Half term ski holiday tips
Make the most of family half term ski holidays
As with most school holidays during the ski season, the Alps suddenly fills up with vacationing families as Mums, Dads and kids hit the slopes en mass. With such a limited school holiday window there can be queues and frustration. However, a little planning can ease many of these problems away. Here are some of our top tips for a great family half-term ski holiday this February.
1. Be the early bird
We all know that feeling as we sit in the gondola on our first uplift: Fresh snow and fresh tracks. The site of skiers making the most of that powdery goodness. The freshly bashed corduroy pistes below look almost empty. That’s because (compared to mid-morning) they are! Be the early birds, get the family up for the first few lifts, go as high as you can and enjoy the freedom and superb snow. Take your time descending, and head further away from the resort pinch-points. It really is worthwhile.
2. Small is beautiful
Choose a niche ski holiday operator, who has the time and expertise to tailor any ski extras to your specific requirements. This can help save you time, money, and hassle in-resort hunting down ski hire, liftpasses, and other needs. After all, it's supposed to be a holiday - relax and enjoy yourself, don't fret, we've got it covered.
3. Stock up in advance
Skiing can be a very fashionable thing, with styles and technology seeming to change every season. However, a little research can unearth some absolutely diamond deals on ebay. Your local ski shop can tune & repair skis and boards at a low cost, or have it done in-resort - You will be amazed at the difference in performane a tuned pair of skis or board can make. This is also a great option for those choosing self-driv, wher luggage linits don't apply.
Hand warmers can be a real boon, quietening even the most cold-affected: Buy these in the UK, often at a fraction of the cost in-resort. Budget and discount stores usually have stocks as winter approaches.
4. Restaurant hacks
Now that you’re up the mountain, and away from the hordes, don’t slip back into the usual routine.
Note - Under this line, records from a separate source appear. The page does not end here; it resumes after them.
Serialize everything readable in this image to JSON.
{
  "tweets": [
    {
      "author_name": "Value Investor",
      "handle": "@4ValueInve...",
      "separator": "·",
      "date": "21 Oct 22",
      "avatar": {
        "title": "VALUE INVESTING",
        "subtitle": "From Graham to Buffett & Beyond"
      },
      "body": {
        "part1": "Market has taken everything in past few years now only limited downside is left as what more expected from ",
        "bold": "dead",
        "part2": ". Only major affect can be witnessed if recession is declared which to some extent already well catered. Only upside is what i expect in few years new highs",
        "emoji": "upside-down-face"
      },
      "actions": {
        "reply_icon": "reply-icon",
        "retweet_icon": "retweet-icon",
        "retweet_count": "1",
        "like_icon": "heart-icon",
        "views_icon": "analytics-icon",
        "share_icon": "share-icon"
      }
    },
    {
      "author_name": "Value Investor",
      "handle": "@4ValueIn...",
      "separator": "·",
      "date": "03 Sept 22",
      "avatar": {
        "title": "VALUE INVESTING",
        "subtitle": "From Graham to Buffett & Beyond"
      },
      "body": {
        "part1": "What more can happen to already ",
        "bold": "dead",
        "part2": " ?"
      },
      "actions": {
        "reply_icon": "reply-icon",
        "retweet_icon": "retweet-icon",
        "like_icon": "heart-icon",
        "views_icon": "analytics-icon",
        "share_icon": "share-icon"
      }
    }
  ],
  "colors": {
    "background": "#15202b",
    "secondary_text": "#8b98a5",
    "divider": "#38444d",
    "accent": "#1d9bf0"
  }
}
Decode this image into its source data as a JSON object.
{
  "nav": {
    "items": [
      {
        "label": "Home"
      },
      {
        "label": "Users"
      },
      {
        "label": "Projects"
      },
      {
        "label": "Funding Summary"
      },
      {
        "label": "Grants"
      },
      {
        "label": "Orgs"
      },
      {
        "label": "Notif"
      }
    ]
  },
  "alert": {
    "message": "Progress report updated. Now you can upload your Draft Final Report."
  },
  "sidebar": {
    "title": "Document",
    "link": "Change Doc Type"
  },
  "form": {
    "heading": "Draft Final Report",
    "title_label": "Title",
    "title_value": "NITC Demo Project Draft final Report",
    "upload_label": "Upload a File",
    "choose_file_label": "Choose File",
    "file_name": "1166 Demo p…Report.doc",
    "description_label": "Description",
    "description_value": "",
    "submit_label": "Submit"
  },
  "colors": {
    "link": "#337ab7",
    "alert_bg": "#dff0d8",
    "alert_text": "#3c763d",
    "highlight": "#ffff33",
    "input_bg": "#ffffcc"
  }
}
Avoid stopping for lunch during the 12-2 bun fight. Do this by stopping mid-morning for a chocolat chaud, pop an energy bar and some fruit in your backpack. Then the whole family will be able to enjoy the relative quiet of slopes cleared by lunchtime munchers. Stop for your lunch just as the full-up turn out from the restaurants, and the slopes fill up too.
Many restaurants will allow you to reserve a table (especially out side the usual lunch rush). With your table reserved, the anxious empty table dash is gone. Relax, enjoy the view, re-fuel and be ready for more fun in the afternoon. If your kids aren’t too young, aim to book restaurant second sittings. Most restaurants will have at least two evening sittings and, the earlier ones tend to be the busiest. That way you will have greater choice, and the staff will be less fraught!
If your kids need looking after, why not tag-team the duties, with one parent skiing while the other hits the slopes, swapping over at luchtime. If you are going as two families, maybe taking a whole chalet, there are even more opportunities for sharing the child-minding.
7. Drive to the Alps
The flexibility of driving to the Alps should not be underestimated for a family ski holiday. Kids toys, DVDs, extra clothes and so much more can be taken, without fear of exceeding airline baggage allowances! And, once in-resort, you are able to pop to the boulangerie for fresh croissants, drive to the supermarke to stock upt, or that hard-to-find out-of-town restaurant, and much more.
Plan for a stop-over, and make that part of the holiday. Fontainbleu is a favourite of ours, 35 miles South East of Paris. This delightful town boasts the amazing Château de Fontainebleau, once owned by the King, and where Napoleon said goodbye to the Old Guard before exile on the island of Elba.
Driving to your ski holiday can, for a family of four, save up to £2,500. French toll roads are the quickest way to the Alps, and add only around £120 to the trip. Coupled with a typical family car needing only a couple of fill-ups en route (usually at a cheaper rate than in the UK)
8. Save on ski lessons
Pretty well every resort in the French Alps has free beginner level, lifts and 'magic carpets' right down at resort level. These are ideal for families to teach their kids to ski, at no cost!
Ski & Board instructors mustto have specific levels of qualifications however, that can be where the equality ends. Choosing an English-speaking ski school (such as New Gen) will, for many, enable faster learning. Frustration at ones inability to understand and perfect a move is often cited as a reason for not enjoying a ski holiday -This is not nccessarily the pupils fault!
9. Layer it on
Don't choose the bulky, heavily insulated style of mountain clothing. Mutiple layers have long been the way to regulate body warmth on the mountain. Choose jackets with ventilation 'pit zips', buffs/snoods for the neck, a quality merino layer is worth the investment. Choose thin-but-warm socks: Bulky socks crammed into ski/board boots can result in painful feet!
10. Bonus tip - Transfers
If you are booking your own flights, make sure that your tour operator offers free transfers, and that they coincide with your arrival and departure. At busy times, such as February half term, transfers can be harder to find (as well as more expensive).Back to Blog